*EXERCISE:*
When the word "type" appears in a line of the data below, list that line.

---------- DATA FOR THIS EXERCISE ----------

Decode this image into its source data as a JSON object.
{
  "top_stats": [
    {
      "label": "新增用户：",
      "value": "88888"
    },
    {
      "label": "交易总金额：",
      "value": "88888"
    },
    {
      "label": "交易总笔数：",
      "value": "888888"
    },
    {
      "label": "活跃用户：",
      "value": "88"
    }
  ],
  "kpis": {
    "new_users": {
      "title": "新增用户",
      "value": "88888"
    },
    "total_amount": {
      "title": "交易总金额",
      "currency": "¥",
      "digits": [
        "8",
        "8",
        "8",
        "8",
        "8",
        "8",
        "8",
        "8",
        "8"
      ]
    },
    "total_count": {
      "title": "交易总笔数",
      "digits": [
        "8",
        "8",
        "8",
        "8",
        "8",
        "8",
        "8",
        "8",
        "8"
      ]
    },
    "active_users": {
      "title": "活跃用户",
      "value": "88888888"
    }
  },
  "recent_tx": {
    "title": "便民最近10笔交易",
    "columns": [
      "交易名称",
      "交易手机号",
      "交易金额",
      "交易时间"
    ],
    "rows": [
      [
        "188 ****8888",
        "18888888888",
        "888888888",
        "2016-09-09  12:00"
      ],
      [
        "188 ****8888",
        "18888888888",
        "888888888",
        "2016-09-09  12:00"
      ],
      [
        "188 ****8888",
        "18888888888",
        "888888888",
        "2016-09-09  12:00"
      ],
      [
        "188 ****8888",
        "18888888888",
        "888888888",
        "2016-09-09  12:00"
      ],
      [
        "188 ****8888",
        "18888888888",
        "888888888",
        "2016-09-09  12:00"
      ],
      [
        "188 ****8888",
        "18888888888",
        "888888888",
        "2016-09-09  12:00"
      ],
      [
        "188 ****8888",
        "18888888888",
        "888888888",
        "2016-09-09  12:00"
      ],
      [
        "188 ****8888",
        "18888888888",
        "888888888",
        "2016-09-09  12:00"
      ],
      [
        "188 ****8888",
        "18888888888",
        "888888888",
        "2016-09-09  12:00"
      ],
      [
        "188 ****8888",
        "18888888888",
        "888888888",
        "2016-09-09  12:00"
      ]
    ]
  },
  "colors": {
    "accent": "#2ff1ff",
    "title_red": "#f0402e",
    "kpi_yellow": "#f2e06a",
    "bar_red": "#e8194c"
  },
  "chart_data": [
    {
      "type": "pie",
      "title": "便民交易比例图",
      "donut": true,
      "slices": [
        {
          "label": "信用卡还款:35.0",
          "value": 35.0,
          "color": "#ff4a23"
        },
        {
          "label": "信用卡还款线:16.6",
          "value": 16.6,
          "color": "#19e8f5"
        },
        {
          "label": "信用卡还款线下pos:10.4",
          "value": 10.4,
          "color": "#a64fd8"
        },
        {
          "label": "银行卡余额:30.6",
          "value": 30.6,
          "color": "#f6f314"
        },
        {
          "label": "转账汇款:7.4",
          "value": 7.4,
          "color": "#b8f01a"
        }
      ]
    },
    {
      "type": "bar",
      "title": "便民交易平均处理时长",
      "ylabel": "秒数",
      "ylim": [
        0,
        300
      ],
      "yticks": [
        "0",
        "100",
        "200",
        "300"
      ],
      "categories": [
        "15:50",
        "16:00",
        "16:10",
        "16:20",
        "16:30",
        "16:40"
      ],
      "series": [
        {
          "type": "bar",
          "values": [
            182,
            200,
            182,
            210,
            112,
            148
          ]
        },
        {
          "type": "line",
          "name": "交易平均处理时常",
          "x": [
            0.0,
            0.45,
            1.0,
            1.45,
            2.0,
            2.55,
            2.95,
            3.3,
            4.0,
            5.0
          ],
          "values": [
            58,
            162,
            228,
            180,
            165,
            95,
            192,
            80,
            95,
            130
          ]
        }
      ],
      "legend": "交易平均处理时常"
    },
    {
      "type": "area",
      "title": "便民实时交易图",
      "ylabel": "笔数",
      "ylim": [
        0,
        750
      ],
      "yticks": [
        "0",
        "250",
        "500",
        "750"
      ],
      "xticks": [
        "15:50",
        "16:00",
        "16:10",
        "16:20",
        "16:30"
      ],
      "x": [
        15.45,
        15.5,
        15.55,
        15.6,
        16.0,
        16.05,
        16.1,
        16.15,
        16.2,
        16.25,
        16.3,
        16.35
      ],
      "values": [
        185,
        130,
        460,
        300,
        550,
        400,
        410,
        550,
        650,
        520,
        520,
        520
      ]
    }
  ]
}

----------

*ANSWER SPACE:*
      "type": "pie",
      "type": "bar",
          "type": "bar",
          "type": "line",
      "type": "area",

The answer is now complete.